* What you need to do *
Please write out all of the entries beneath this line exactly, skipping the pictures.

[Records from a collection]

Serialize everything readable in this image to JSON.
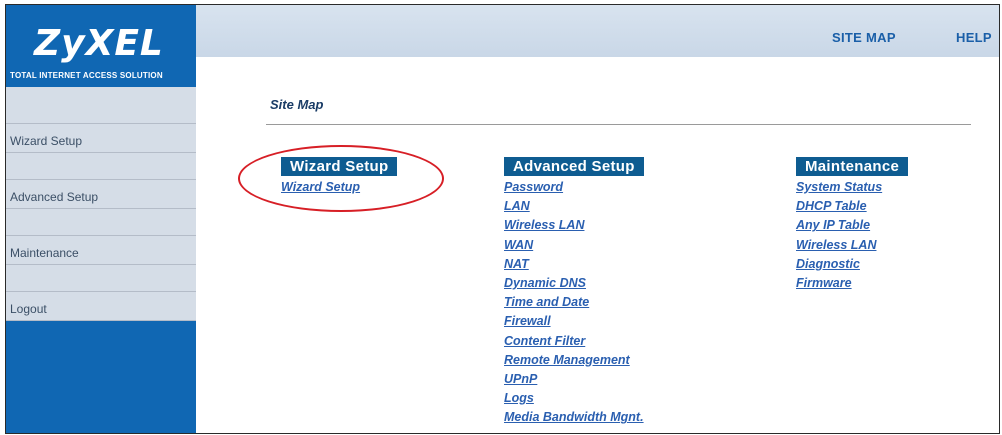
{
  "brand": {
    "logo": "ZyXEL",
    "tagline": "Total Internet Access Solution"
  },
  "header": {
    "site_map": "SITE MAP",
    "help": "HELP"
  },
  "sidebar": {
    "items": [
      {
        "label": "Wizard Setup"
      },
      {
        "label": "Advanced Setup"
      },
      {
        "label": "Maintenance"
      },
      {
        "label": "Logout"
      }
    ]
  },
  "main": {
    "title": "Site Map",
    "columns": [
      {
        "heading": "Wizard Setup",
        "links": [
          "Wizard Setup"
        ]
      },
      {
        "heading": "Advanced Setup",
        "links": [
          "Password",
          "LAN",
          "Wireless LAN",
          "WAN",
          "NAT",
          "Dynamic DNS",
          "Time and Date",
          "Firewall",
          "Content Filter",
          "Remote Management",
          "UPnP",
          "Logs",
          "Media Bandwidth Mgnt."
        ]
      },
      {
        "heading": "Maintenance",
        "links": [
          "System Status",
          "DHCP Table",
          "Any IP Table",
          "Wireless LAN",
          "Diagnostic",
          "Firmware"
        ]
      }
    ]
  },
  "colors": {
    "sidebar_blue": "#1067b3",
    "heading_blue": "#0e5c91",
    "link_blue": "#2a5fb0",
    "callout_red": "#d71f26"
  }
}
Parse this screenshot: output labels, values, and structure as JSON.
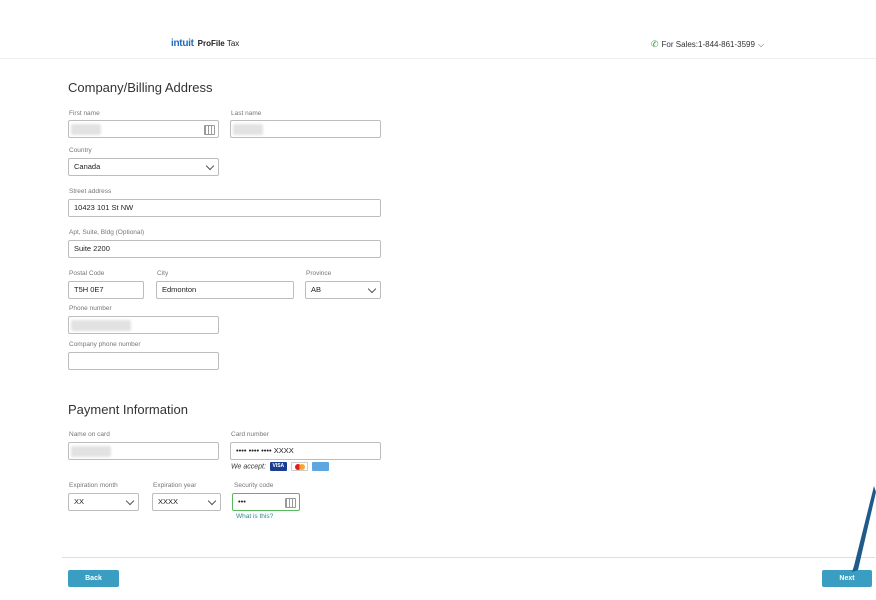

* Response box *
Serialize everything readable in this image to JSON.
{
  "brand": {
    "logo": "ZyXEL",
    "tagline": "Total Internet Access Solution"
  },
  "header": {
    "site_map": "SITE MAP",
    "help": "HELP"
  },
  "sidebar": {
    "items": [
      {
        "label": "Wizard Setup"
      },
      {
        "label": "Advanced Setup"
      },
      {
        "label": "Maintenance"
      },
      {
        "label": "Logout"
      }
    ]
  },
  "main": {
    "title": "Site Map",
    "columns": [
      {
        "heading": "Wizard Setup",
        "links": [
          "Wizard Setup"
        ]
      },
      {
        "heading": "Advanced Setup",
        "links": [
          "Password",
          "LAN",
          "Wireless LAN",
          "WAN",
          "NAT",
          "Dynamic DNS",
          "Time and Date",
          "Firewall",
          "Content Filter",
          "Remote Management",
          "UPnP",
          "Logs",
          "Media Bandwidth Mgnt."
        ]
      },
      {
        "heading": "Maintenance",
        "links": [
          "System Status",
          "DHCP Table",
          "Any IP Table",
          "Wireless LAN",
          "Diagnostic",
          "Firmware"
        ]
      }
    ]
  },
  "colors": {
    "sidebar_blue": "#1067b3",
    "heading_blue": "#0e5c91",
    "link_blue": "#2a5fb0",
    "callout_red": "#d71f26"
  }
}
Parse this screenshot: output labels, values, and structure as JSON.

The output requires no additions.